--- DATA TO PROCESS ---

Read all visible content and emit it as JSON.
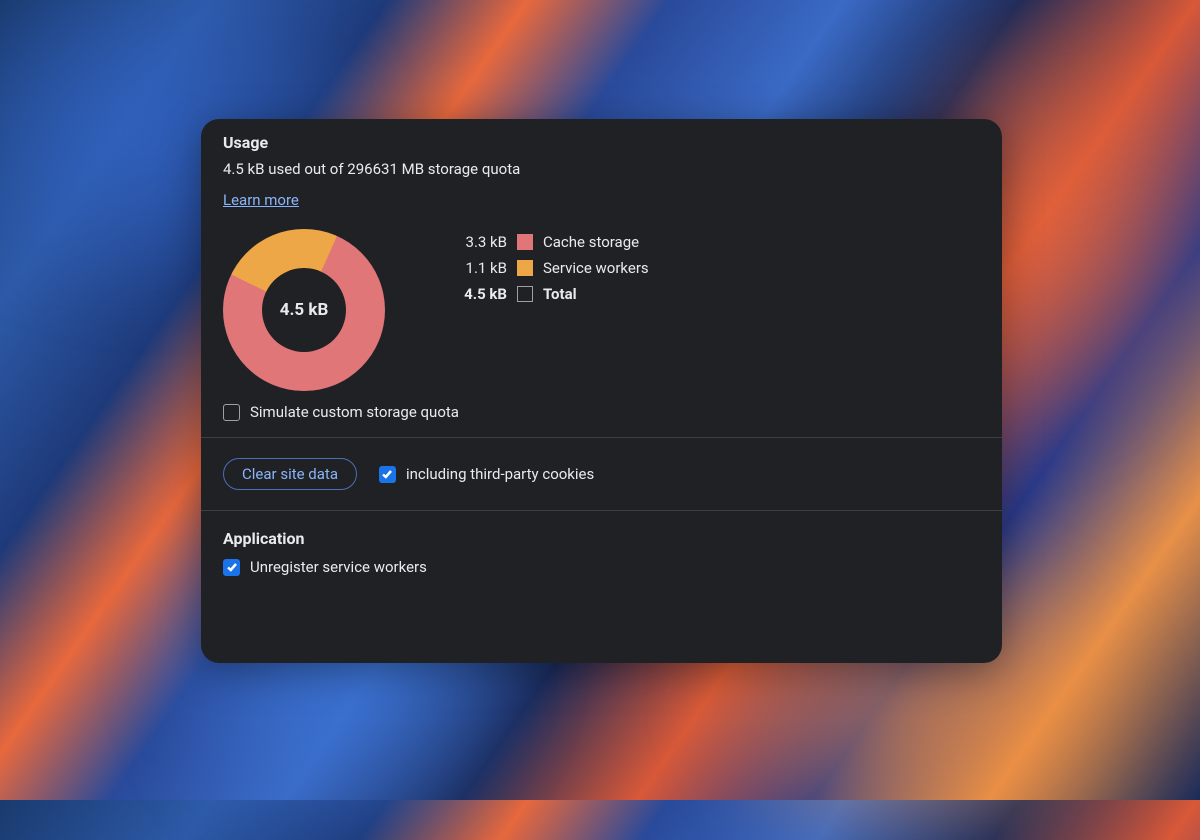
{
  "usage": {
    "title": "Usage",
    "summary": "4.5 kB used out of 296631 MB storage quota",
    "learn_more": "Learn more",
    "total_label": "4.5 kB",
    "legend": [
      {
        "value": "3.3 kB",
        "label": "Cache storage",
        "swatch": "pink",
        "bold": false
      },
      {
        "value": "1.1 kB",
        "label": "Service workers",
        "swatch": "orange",
        "bold": false
      },
      {
        "value": "4.5 kB",
        "label": "Total",
        "swatch": "outline",
        "bold": true
      }
    ],
    "simulate_label": "Simulate custom storage quota",
    "simulate_checked": false
  },
  "clear": {
    "button": "Clear site data",
    "third_party_label": "including third-party cookies",
    "third_party_checked": true
  },
  "application": {
    "title": "Application",
    "unregister_label": "Unregister service workers",
    "unregister_checked": true
  },
  "chart_data": {
    "type": "pie",
    "title": "Storage usage",
    "series": [
      {
        "name": "Cache storage",
        "value": 3.3,
        "unit": "kB",
        "color": "#e07678"
      },
      {
        "name": "Service workers",
        "value": 1.1,
        "unit": "kB",
        "color": "#eea746"
      }
    ],
    "total": {
      "value": 4.5,
      "unit": "kB"
    }
  }
}
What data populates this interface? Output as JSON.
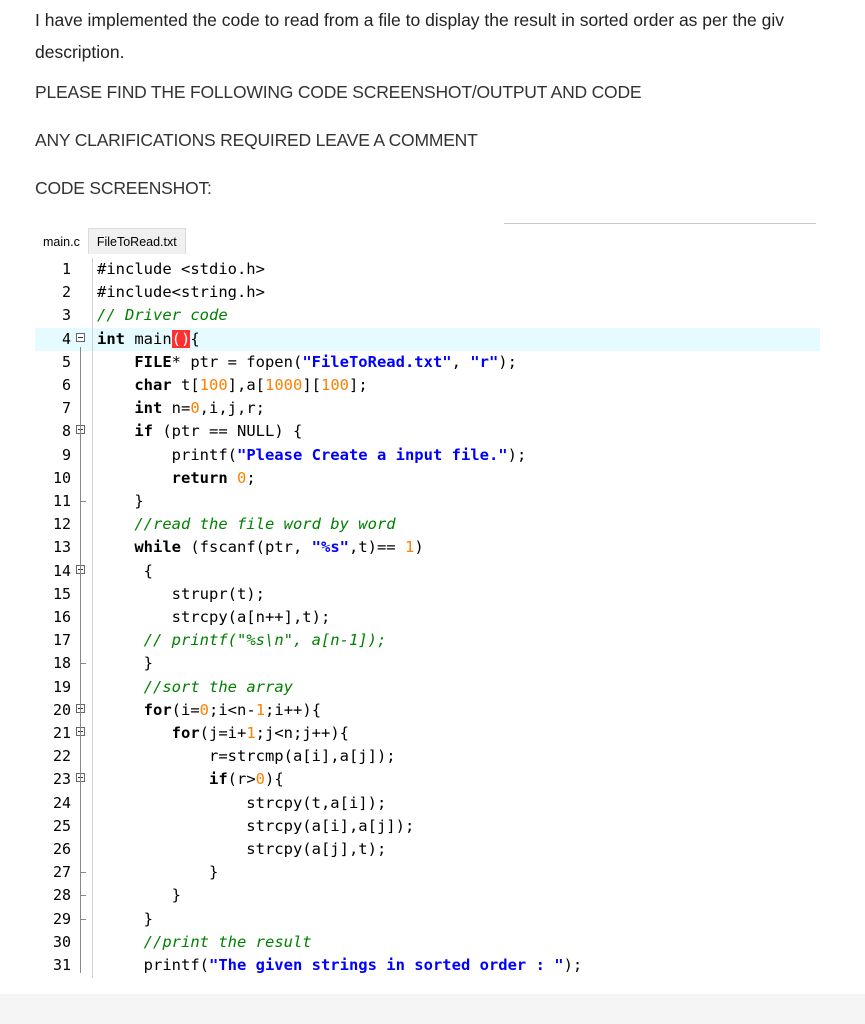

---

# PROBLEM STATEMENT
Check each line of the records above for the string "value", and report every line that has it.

# ANSWER BOX
        "value": "3.3 kB",
        "value": "1.1 kB",
        "value": "4.5 kB",
        "value": 3.3,
        "value": 1.1,
      "value": 4.5,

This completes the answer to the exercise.